By BRENDAN KIRBY Staff Reporter
A prison inmate on death row in Atmore has filed a federal lawsuit in Mobile challenging Alabama's lethal injection procedures in an attempt to halt his execution.
At least five death row inmates have challenged the state's execution method, but Thomas D. Arthur is the first to do so in the Southern District. He has a separate lawsuit pending in the Montgomery-based Middle District seeking a DNA test he insists will prove his innocence.
Lethal injection challenges have swept the nation over the last year, becoming the latest tactic among lawyers who represent defendants who have been sentenced to death. Lawyers for the states deride them as transparent stalling tactics.
A jury in Jefferson County -- where Arthur's trial was moved because of publicity in Colbert County -- convicted Arthur of capital murder in the 1982 death of Troy Wicker. In January 1992, the judge sentenced Arthur to death by electrocution.
Alabama changed its execution method from the electric chair to lethal injection in 2002. The suit filed last week alleges that lethal injection violates the Constitution's ban on "cruel and unusual" punishment.
But Assistant Attorney General Clay Crenshaw said the lethal injection claims made by death row inmates are baseless.
"It's just obvious that all these people are trying to do is stall for time," he said.

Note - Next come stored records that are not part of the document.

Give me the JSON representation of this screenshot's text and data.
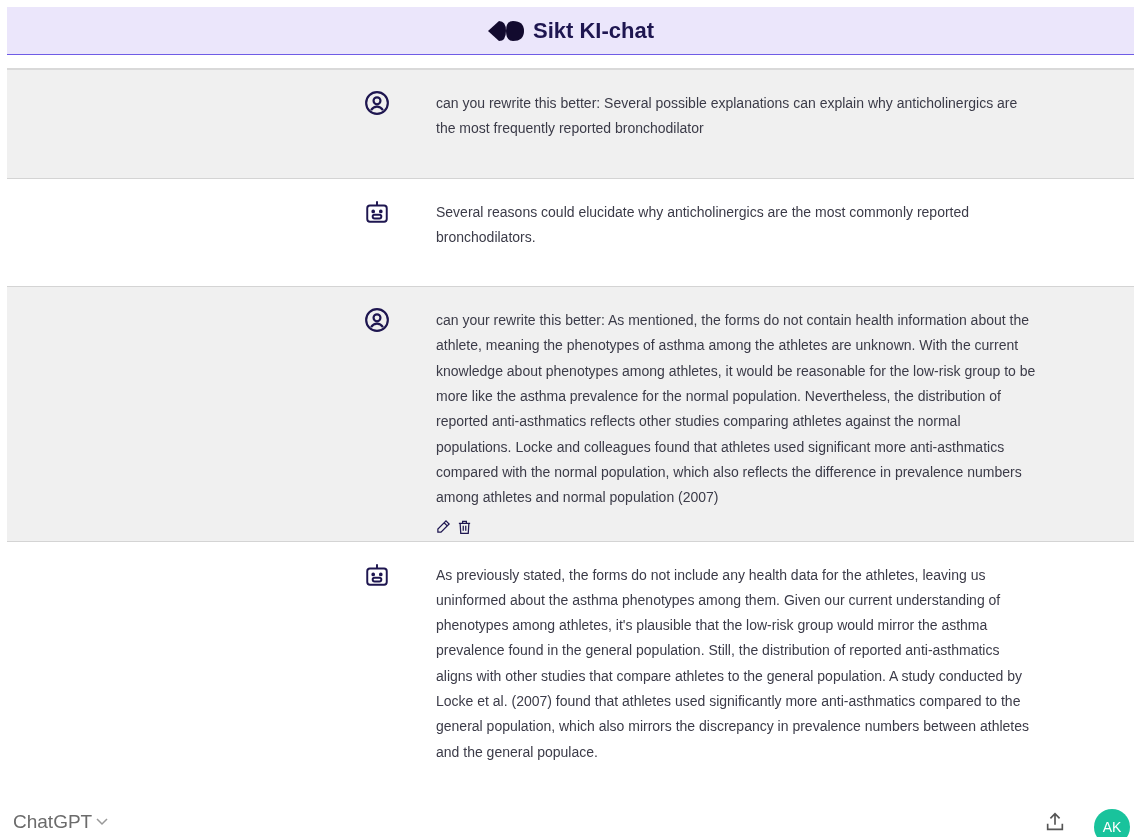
{
  "header": {
    "title": "Sikt KI-chat"
  },
  "messages": [
    {
      "kind": "user",
      "text": "can you rewrite this better: Several possible explanations can explain why anticholinergics are the most frequently reported bronchodilator",
      "actions": false
    },
    {
      "kind": "assistant",
      "text": "Several reasons could elucidate why anticholinergics are the most commonly reported bronchodilators.",
      "actions": false
    },
    {
      "kind": "user",
      "text": "can your rewrite this better: As mentioned, the forms do not contain health information about the athlete, meaning the phenotypes of asthma among the athletes are unknown. With the current knowledge about phenotypes among athletes, it would be reasonable for the low-risk group to be more like the asthma prevalence for the normal population. Nevertheless, the distribution of reported anti-asthmatics reflects other studies comparing athletes against the normal populations. Locke and colleagues found that athletes used significant more anti-asthmatics compared with the normal population, which also reflects the difference in prevalence numbers among athletes and normal population (2007)",
      "actions": true
    },
    {
      "kind": "assistant",
      "text": "As previously stated, the forms do not include any health data for the athletes, leaving us uninformed about the asthma phenotypes among them. Given our current understanding of phenotypes among athletes, it's plausible that the low-risk group would mirror the asthma prevalence found in the general population. Still, the distribution of reported anti-asthmatics aligns with other studies that compare athletes to the general population. A study conducted by Locke et al. (2007) found that athletes used significantly more anti-asthmatics compared to the general population, which also mirrors the discrepancy in prevalence numbers between athletes and the general populace.",
      "actions": false
    }
  ],
  "bottom_bar": {
    "model": "ChatGPT",
    "avatar": "AK"
  }
}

Suhana Han, a New York lawyer who represents Arthur, expressed puzzlement over the state's position.
"I don't understand why the state of Alabama would criticize us for ensuring that the method (of execution) Alabama chooses is constitutional," she said.
Arthur's lawyers contend his prosecution was flawed. The victim's wife, Judy Wicker, originally was convicted of the murder. Later, she changed her story, agreeing to testify against Arthur. She won parole after testifying that she paid Arthur to kill her husband. The prosecutor, Gary Alverson, previously had represented her before the parole board.
Alverson has denied a conflict of interest in the case.
Arthur's lawsuit contends physical evidence did not support -- and in some cases contradicted -- the allegations.
The lawsuit claims that Arthur's previous lawyer failed to conduct minimal investigation on his client's behalf and failed to locate two alibi witnesses. DNA testing never has been conducted in the case.
Appeals courts have rejected Arthur's previous claims on grounds that he waited too long to file them, and Crenshaw said they should be rejected again. He contended that Arthur's lawyers are merely looking for ways to delay the execution.
But Han said Arthur has sought DNA tests for years and that he did not file claims earlier because he never received notice of the certificate of judgment triggering the limitations period.
"Our goal from day one has been to present evidence to the court that Mr. Arthur is innocent. We're trying to move this forward," she said.
The lethal injection suit contends that the drug used to stop a death row inmate's heart -- potassium chloride -- causes "agonizing pain" if the person has not been properly anesthetized. It says there is no way to determine if the sodium pentothal used to render the person unconscious is administered properly because a second drug that is used to paralyze the muscles, Pavulon, would prevent the person from reacting.
Crenshaw said the state uses eight times the sodium pentothal that is needed. "It's almost as if they are claiming the same IV line that delivers the first drug that (supposedly) doesn't work right somehow, as if by magic, works with the second and third ones," he said.